Work with parents
The context for thinking about the range of work done by child psychotherapists with parents has changed greatly since the ®rst edition of this handbook was published in 1999. This is particularly the case with respect to work done within NHS Child and Adolescent Mental Health Services and other publicly funded settings providing family support. The full implications of the many changes in public policy and the changing shape of services continue to be worked out, but it is striking that public and governmental preoccupation with parenting is at a consistently high level. For example, commissioners of child and adolescent mental health services are expected to develop a `parenting strategy' and to plan services accordingly.
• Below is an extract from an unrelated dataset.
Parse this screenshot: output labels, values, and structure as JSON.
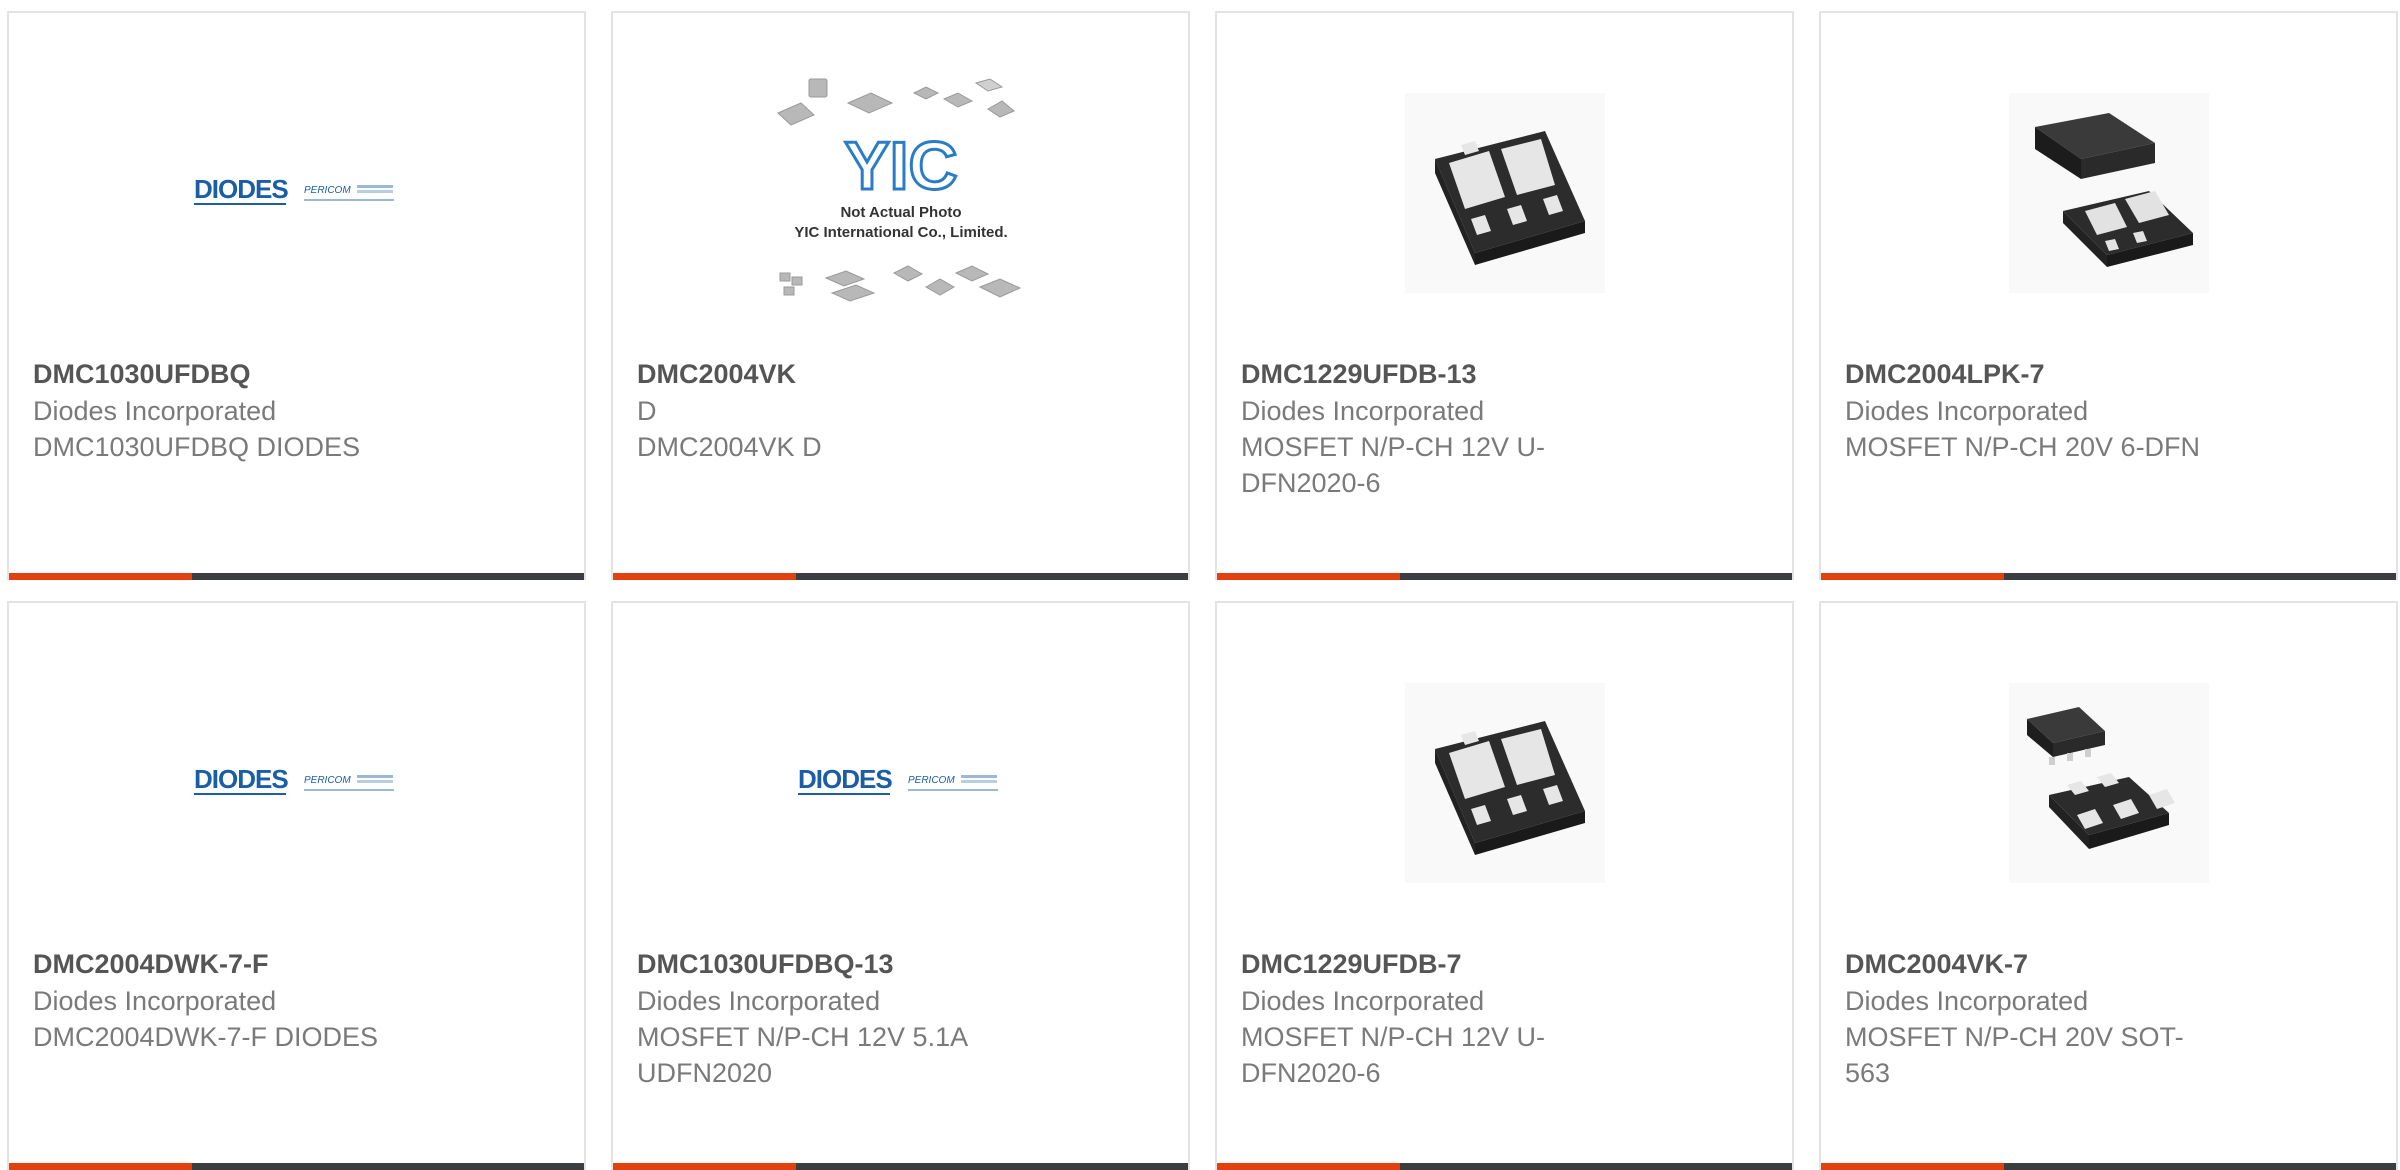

If we turn to the evidence provided by column inches in the press and the numbers of television programmes about parenting, we are confronted by a very high level of anxiety, a signi®cant tendency to blame parents, and an emphasis on the need to educate and support parents in their responsibilities.